his own saviour. He stands exposed before all as a failure. Every son of Adam bears the
reproach of Deut. 25: 10:--
"His name shall be called in Israel, The house of him that hath his shoe loosed."
In Isa. 59: 20 we read:--
"And the Redeemer (Goel) shall come to Zion."
This Redeemer is the Lord Jesus Christ, and the context suggests the kinsman nearer
than He, who failed:--
"And He saw there was no man, and wondered that there was no intercessor: therefore
His arm brought salvation" (Isa. 59: 16).
The word translated intercessor, occurs in Isa. 53: 6 and 12. "The Lord hath made to
meet on Him the iniquity of us all", and "made intercession for the transgressors". Man's
failure is further set forth in such passages as Rom. 8: 3 together with the triumph of
Christ, the true Redeemer:--
"For what the law could not do, in that it was weak through the flesh, God sending His
own Son IN THE LIKENESS of sinful flesh (did)."
The utter inability of man by nature to accomplish his own redemption is too fully set
forth in Scripture, and is too really fundamental to need further proof. The whole plan of
redemption presupposes man's hopeless state, and indicates most clearly the antitype of
the man who failed to redeem his brother's forfeited inheritance.
Resurrection Life.
pp. 145 - 147
The declared purpose of the redemption by the kinsman-redeemer in the law, and in
the book of Ruth, is "to raise up the name of the dead upon his inheritance". The
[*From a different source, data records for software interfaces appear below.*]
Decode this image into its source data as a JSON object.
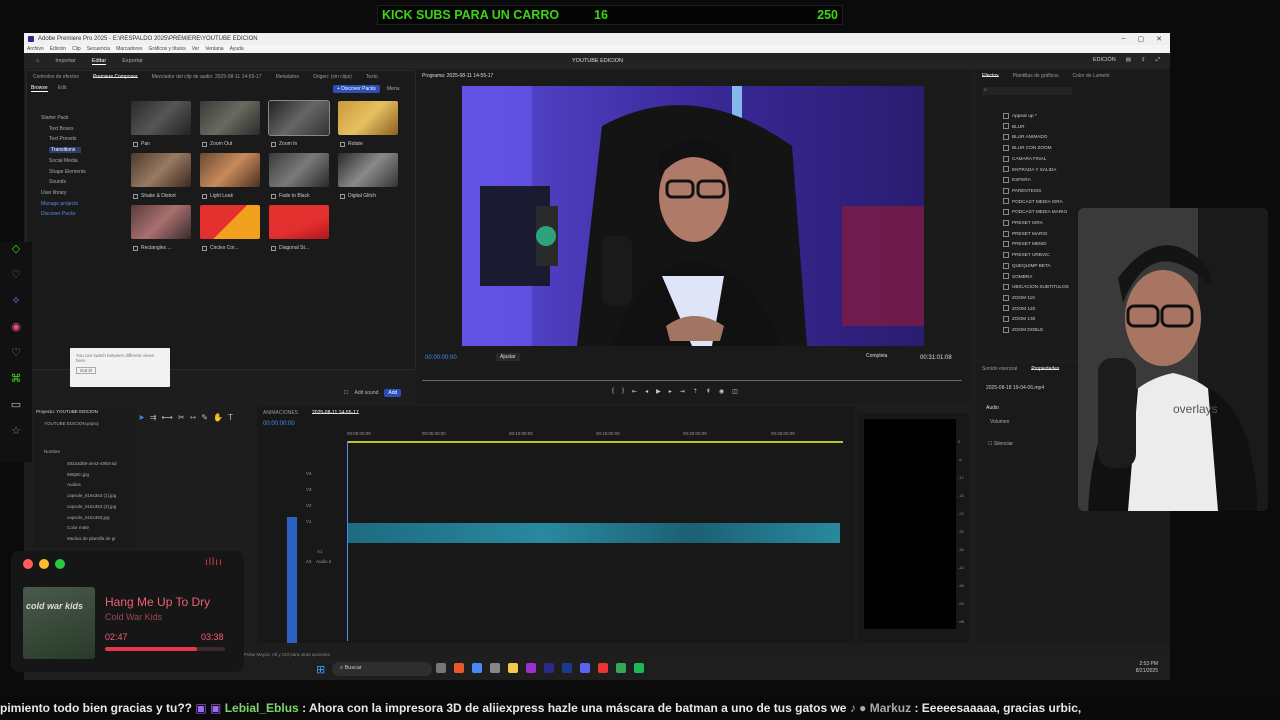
{
  "banner": {
    "text": "KICK SUBS PARA UN CARRO",
    "current": "16",
    "goal": "250"
  },
  "window": {
    "title": "Adobe Premiere Pro 2025 - E:\\RESPALDO 2025\\PREMIERE\\YOUTUBE EDICION",
    "menus": [
      "Archivo",
      "Edición",
      "Clip",
      "Secuencia",
      "Marcadores",
      "Gráficos y títulos",
      "Ver",
      "Ventana",
      "Ayuda"
    ],
    "nav": [
      "Importar",
      "Editar",
      "Exportar"
    ],
    "workspace": "YOUTUBE EDICION",
    "right_label": "EDICIÓN"
  },
  "effects_panel": {
    "tabs": [
      "Controles de efectos",
      "Premiere Composer",
      "Mezclador del clip de audio: 2025-08-11 14-55-17",
      "Metadatos",
      "Origen: (sin clips)",
      "Texto"
    ],
    "subtabs": [
      "Browse",
      "Edit"
    ],
    "discover": "+ Discover Packs",
    "menu": "Menu",
    "tree": [
      "Starter Pack",
      "Text Boxes",
      "Text Presets",
      "Transitions",
      "Social Media",
      "Shape Elements",
      "Sounds",
      "User library",
      "Manage projects",
      "Discover Packs"
    ],
    "thumbs": [
      "Pan",
      "Zoom Out",
      "Zoom In",
      "Rotate",
      "Shake & Distort",
      "Light Leak",
      "Fade to Black",
      "Digital Glitch",
      "Rectangles ...",
      "Circles Cor...",
      "Diagonal St..."
    ],
    "add_sound": "Add sound",
    "add": "Add"
  },
  "popup": {
    "text": "You can switch between different views here.",
    "btn": "Got it!"
  },
  "program": {
    "title": "Programa: 2025-08-11 14-55-17",
    "timecode": "00:00:00:00",
    "fit": "Ajustar",
    "quality": "Completa",
    "duration": "00:31:01:08"
  },
  "effects_right": {
    "tabs": [
      "Efectos",
      "Plantillas de gráficos",
      "Color de Lumetri"
    ],
    "items": [
      "Appear up *",
      "BLUR",
      "BLUR ANIMADO",
      "BLUR CON ZOOM",
      "CAMARA FINAL",
      "ENTRADA Y SALIDA",
      "ESFERA",
      "PARENTESIS",
      "PODCAST MEDIA ISRA",
      "PODCAST MEDIA MARIO",
      "PRESET ISRA",
      "PRESET MARIO",
      "PRESET MEMO",
      "PRESET URBVIC",
      "QUEQUIMP BETA",
      "SOMBRA",
      "UBICACION SUBTITULOS",
      "ZOOM 110",
      "ZOOM 120",
      "ZOOM 130",
      "ZOOM DOBLE"
    ]
  },
  "properties": {
    "tabs": [
      "Sonido esencial",
      "Propiedades"
    ],
    "file": "2025-08-18 19-04-06.mp4",
    "section": "Audio",
    "volume": "Volumen",
    "mute": "Silenciar"
  },
  "project": {
    "title": "Proyecto: YOUTUBE EDICION",
    "file": "YOUTUBE EDICION.prproj",
    "col": "Nombre",
    "items": [
      "483a3d68-4e42-4993-ad",
      "995j8m.jpg",
      "Audios",
      "capsule_616x353 (1).jpg",
      "capsule_616x353 (2).jpg",
      "capsule_616x353.jpg",
      "Color mate",
      "Medios de plantilla de gr"
    ]
  },
  "timeline": {
    "tabs": [
      "ANIMACIONES",
      "2025-08-11 14-55-17"
    ],
    "timecode": "00:00:00:00",
    "ruler": [
      "00:00:00:00",
      "00:05:00:00",
      "00:10:00:00",
      "00:15:00:00",
      "00:20:00:00",
      "00:25:00:00"
    ],
    "tracks": [
      "V4",
      "V3",
      "V2",
      "V1",
      "A1",
      "A2"
    ],
    "audio2": "Audio 2",
    "hint": "Pulse Mayús, Alt y Ctrl para otras opciones."
  },
  "meter_ticks": [
    "0",
    "-6",
    "-12",
    "-18",
    "-24",
    "-30",
    "-36",
    "-42",
    "-48",
    "-54",
    "-dB"
  ],
  "taskbar": {
    "search": "Buscar",
    "time": "2:53 PM",
    "date": "8/21/2025"
  },
  "music": {
    "song": "Hang Me Up To Dry",
    "artist": "Cold War Kids",
    "current": "02:47",
    "total": "03:38",
    "progress": 0.77,
    "album": "cold war kids"
  },
  "chat": {
    "pre": "pimiento todo bien gracias y tu??",
    "user": "Lebial_Eblus",
    "msg": ": Ahora con la impresora 3D de aliiexpress hazle una máscara de batman a uno de tus gatos we",
    "user2": "Markuz",
    "msg2": ": Eeeeesaaaaa, gracias urbic,"
  },
  "colors": {
    "accent": "#2b4fb6",
    "timecode": "#4a8af4",
    "kick": "#3ed317",
    "music": "#e63950"
  }
}
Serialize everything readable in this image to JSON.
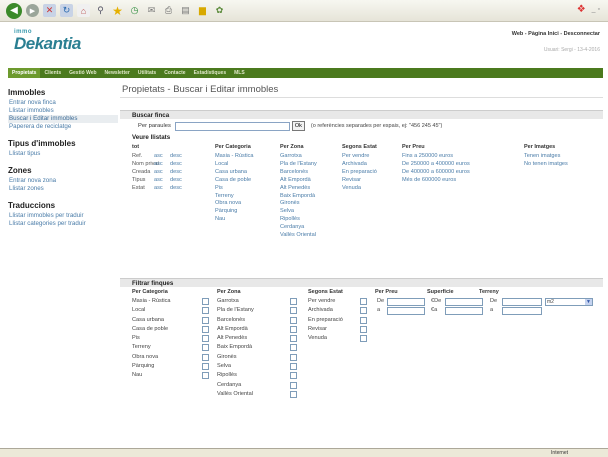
{
  "header": {
    "logo_top": "immo",
    "logo_main": "Dekantia",
    "links": "Web - Pàgina Inici - Desconnectar",
    "user_line": "Usuari: Sergi - 13-4-2016"
  },
  "nav": {
    "items": [
      "Propietats",
      "Clients",
      "Gestió Web",
      "Newsletter",
      "Utilitats",
      "Contacte",
      "Estadístiques",
      "MLS"
    ]
  },
  "sidebar": {
    "sections": [
      {
        "title": "Immobles",
        "links": [
          "Entrar nova finca",
          "Llistar immobles",
          "Buscar i Editar immobles",
          "Paperera de reciclatge"
        ]
      },
      {
        "title": "Tipus d'immobles",
        "links": [
          "Llistar tipus"
        ]
      },
      {
        "title": "Zones",
        "links": [
          "Entrar nova zona",
          "Llistar zones"
        ]
      },
      {
        "title": "Traduccions",
        "links": [
          "Llistar immobles per traduir",
          "Llistar categories per traduir"
        ]
      }
    ]
  },
  "main": {
    "title": "Propietats - Buscar i Editar immobles",
    "search": {
      "heading": "Buscar finca",
      "label": "Per paraules",
      "value": "",
      "button": "Ok",
      "hint": "(o referències separades per espais, ej: \"456 245 45\")"
    },
    "lists": {
      "heading": "Veure llistats",
      "tot": {
        "header": "tot",
        "items": [
          "Ref.",
          "Nom privat",
          "Creada",
          "Tipus",
          "Estat"
        ],
        "asc": "asc",
        "desc": "desc"
      },
      "categoria": {
        "header": "Per Categoria",
        "items": [
          "Masia - Rústica",
          "Local",
          "Casa urbana",
          "Casa de poble",
          "Pis",
          "Terreny",
          "Obra nova",
          "Pàrquing",
          "Nau"
        ]
      },
      "zona": {
        "header": "Per Zona",
        "items": [
          "Garrotxa",
          "Pla de l'Estany",
          "Barcelonès",
          "Alt Empordà",
          "Alt Penedès",
          "Baix Empordà",
          "Gironès",
          "Selva",
          "Ripollès",
          "Cerdanya",
          "Vallès Oriental"
        ]
      },
      "estat": {
        "header": "Segons Estat",
        "items": [
          "Per vendre",
          "Archivada",
          "En preparació",
          "Revisar",
          "Venuda"
        ]
      },
      "preu": {
        "header": "Per Preu",
        "items": [
          "Fins a 250000 euros",
          "De 250000 a 400000 euros",
          "De 400000 a 600000 euros",
          "Més de 600000 euros"
        ]
      },
      "imatges": {
        "header": "Per Imatges",
        "items": [
          "Tenen imatges",
          "No tenen imatges"
        ]
      }
    },
    "filters": {
      "heading": "Filtrar finques",
      "categoria": {
        "header": "Per Categoria",
        "items": [
          "Masia - Rústica",
          "Local",
          "Casa urbana",
          "Casa de poble",
          "Pis",
          "Terreny",
          "Obra nova",
          "Pàrquing",
          "Nau"
        ]
      },
      "zona": {
        "header": "Per Zona",
        "items": [
          "Garrotxa",
          "Pla de l'Estany",
          "Barcelonès",
          "Alt Empordà",
          "Alt Penedès",
          "Baix Empordà",
          "Gironès",
          "Selva",
          "Ripollès",
          "Cerdanya",
          "Vallès Oriental"
        ]
      },
      "estat": {
        "header": "Segons Estat",
        "items": [
          "Per vendre",
          "Archivada",
          "En preparació",
          "Revisar",
          "Venuda"
        ]
      },
      "preu": {
        "header": "Per Preu",
        "de": "De",
        "a": "a"
      },
      "superficie": {
        "header": "Superficie",
        "de": "€De",
        "a": "€a"
      },
      "terreny": {
        "header": "Terreny",
        "de": "De",
        "a": "a",
        "unit": "m2"
      }
    }
  },
  "status": {
    "zone": "Internet"
  }
}
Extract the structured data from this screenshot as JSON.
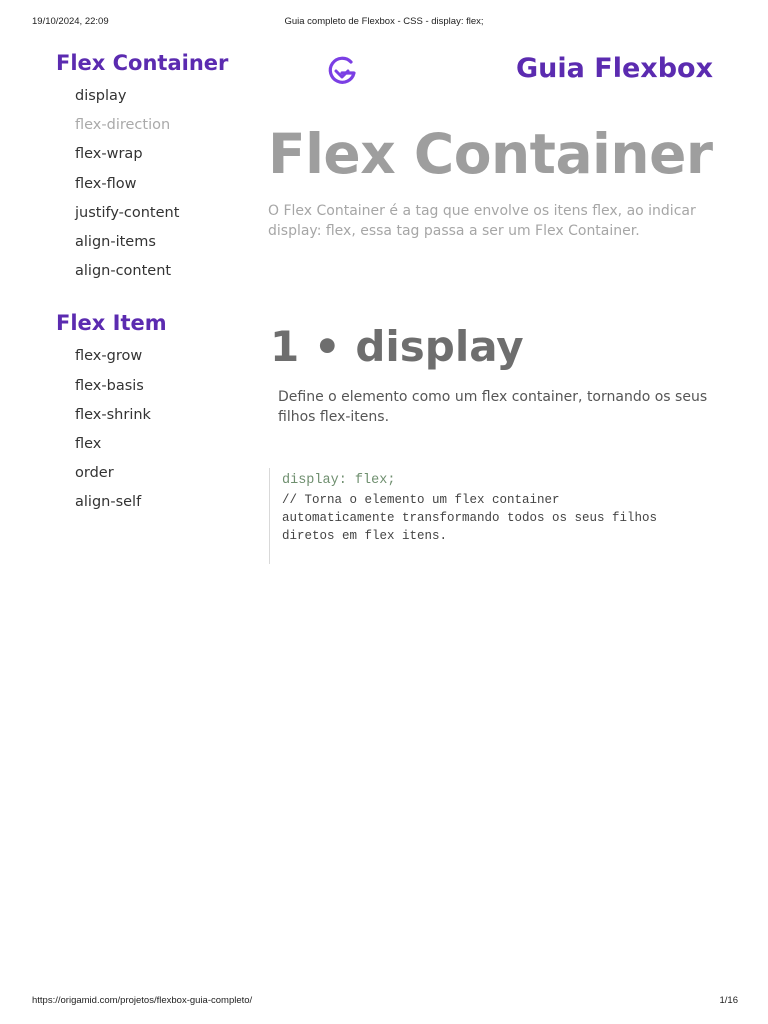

firstborn which the wife of the dead man bears as a result of the kinsman taking her to
wife "shall succeed in the name of his brother which is dead, that his name be not put out
in Israel" (Deut. 25: 6).
Types fail, and wherever resurrection is typified a certain amount of accommodation
is necessitated. When the death and resurrection of Christ was set forth by the killing of a
bird and the setting free of a bird, two birds were necessary, but not to set forth two
Persons; so with this great type of the redemption set forth in Ruth and the law. It was
not possible for the dead man to be brought to life again in order that he may enjoy his
inheritance. That is redemption in reality, but in the type his name is perpetuated as a